In any divorce or child support case that involves children identified as minors, it’s crucial to determine how much support needs to be provided to give those children an on-going, and undisrupted lifestyle following a divorce or separation of parents. Child support is often a very complicated issue within divorce cases, and I often remind my clients that the courts of New York must examine a number of crucial factors before determining how much should reasonably be awarded.
Generally, the guideline amount of child support is determined by the parent’s income. There are a number of factors upon which a deviation from the guideline amount of child support can be based, including, but not limited to:
- The non-custodial parent’s financial abilities
- The custodial parent’s earning capacity: Both parents have a duty to support their children, thus the earnings of the custodial parent must also be considered.
- Other factors that a court might deem appropriate.
Here, we’ll examine the difficulties that can become present during a child support case when it comes to considering combined income in excess of $143,000.00 (the initial cap in 2017, when this blog was written on child support), and the ultimate financial abilities of the paying spouse. In determining parental income, the courts of New York adhere to the Child Supports Standard Act, starting with an evaluation of parent’s “gross” income. Often, this income is evaluated according to the numbers on that individual’s most recent income tax return. Once that gross amount has been considered, the court continues to evaluate potential other compensation including, but not limited to voluntarily deferred, or additional income.
In some cases, a support magistrate will have the right to impute income for a party based on their potential for future earning, and other reasons such as “perks” or resources that the party may have access too, such as automobiles through employment or other people paying their expenses. However, though support magistrates are frequently offered a considerable amount of discretion when it comes to deciding whether or not a parent should be imputed, a determination to actually impute income requires a significant reason to be provided for such actions. Any determination to impute income, in other words, will be rejected by the courts when the amount that has been imputed cannot be supported by the record. Also, whether to order a person to pay child support on the combined parental income in excess of the initial cap is a matter of discretion but the reasons to do so, if it is ordered, must be property articulated. Your child support lawyer can present reasons for or against such an order.

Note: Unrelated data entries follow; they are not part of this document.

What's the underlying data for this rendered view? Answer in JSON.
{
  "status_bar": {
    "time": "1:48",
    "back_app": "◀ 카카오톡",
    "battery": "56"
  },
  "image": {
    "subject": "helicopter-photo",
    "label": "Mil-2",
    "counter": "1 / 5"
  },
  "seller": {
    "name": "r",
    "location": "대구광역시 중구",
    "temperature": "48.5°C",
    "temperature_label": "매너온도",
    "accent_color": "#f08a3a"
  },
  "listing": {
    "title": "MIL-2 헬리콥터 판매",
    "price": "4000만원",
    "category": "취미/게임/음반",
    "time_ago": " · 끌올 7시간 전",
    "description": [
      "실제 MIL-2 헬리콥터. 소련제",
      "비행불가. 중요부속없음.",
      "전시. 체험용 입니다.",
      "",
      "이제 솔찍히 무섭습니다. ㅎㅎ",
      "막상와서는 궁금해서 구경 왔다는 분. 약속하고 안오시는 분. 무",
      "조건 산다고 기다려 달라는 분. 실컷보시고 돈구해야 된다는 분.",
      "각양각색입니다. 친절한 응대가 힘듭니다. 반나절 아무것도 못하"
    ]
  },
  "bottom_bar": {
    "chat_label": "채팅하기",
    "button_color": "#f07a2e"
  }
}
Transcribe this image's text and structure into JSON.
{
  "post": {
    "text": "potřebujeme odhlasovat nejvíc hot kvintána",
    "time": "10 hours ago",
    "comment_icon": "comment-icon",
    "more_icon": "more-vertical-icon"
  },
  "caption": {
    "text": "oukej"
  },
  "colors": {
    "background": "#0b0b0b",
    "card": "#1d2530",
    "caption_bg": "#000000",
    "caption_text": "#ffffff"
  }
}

In the case of Peddycoart v. MacKay, 145 A.D.3d 1081 (2d Dept. 2016), the support magistrate examined and determined the income of the father (the payor), for the purpose of outlining child support requirements. In examining the income of the father, the magistrate used the father’s federal income tax return to outline the income that he had received from employment, and also included concerns like monthly rental income. Additionally, the court imputed income for the father based on a testimony that the corporation the father worked for paid for his personal expenses and automobile.
However, it was later found that the support magistrate had erred in using the statutory percentage to the combined parental income, which measured at over $141,000 (which was the initial threshold cap in place at the relevant time period of the case). The reason for this was that the magistrate did not consider the monthly expenses and debts that were met by the father, and the other types of support that the father offered to the subject child. Additionally, consideration was not given to the expenses incurred by the father in respect to his second child. Following the realization of this error, the courts moved to adapt the father’s obligation for child support, reducing it from $542 per week, down to $378 per week.
As I mentioned above, child support can be a complex issue for even the courts to figure out, though regulations are in place. The Child Support Standards Act, for example, currently sets forward a formula that can be used to help in calculating child support. This formula works by adding a specific statutory percentage to the mix, which is based upon a consideration of the number of children that need to be supported. When this percentage is applied to the combined income of both parents, the percentages are calculated up to the initial combined income cap. However, when the combined income of both parents exceeds this cap, the court will have the discretion to adapt and apply the factors that are set forward in Family Ct Act and Domestic Relations Law and may decide whether or not to apply the statutory percentages to the income in excess of the initial cap.
When statutory percentages and other situations are applied to a consideration of child support, the Supreme Court or family court must articulate a reasonable explanation of it’s reasoning for calculating child support in a specific manner, based on the parental income that exceeded the statutory cap. Importantly, the articulation must reflect an examination of the basis for why the court exercised its discretion, alongside an evaluation of the parties’ circumstances, and why there should or shouldn’t be child support in excess of the first $143,000.00 (the 2017 cap of combined parental income).
Additionally, alongside providing an explanation for choosing whether or not to deviate from the formula in place, courts must relate their articulations to the factors that are outlined in Family Ct Act 413 subparagraph f or the corresponding Domestic Relations Law section also know as the Child Support Standards Act. These factors will include a consideration of the resources that are available to both the noncustodial and custodial parents, as well as the standard of living that the child would have enjoyed if the parents stayed together. These factors can help to further the objectives that are surrounded by the Child Support Standards Act, which also include the complete income that is available to the parents, and other relevant factors.
To learn more about the complications of child support and the factors that go into determining award amounts, or to discuss your own family law case, please feel free to contact me, Mr. Darren M. Shapiro. You can call on 516-333-6555 to schedule your free initial half-hour consultation, or fill out our available online form.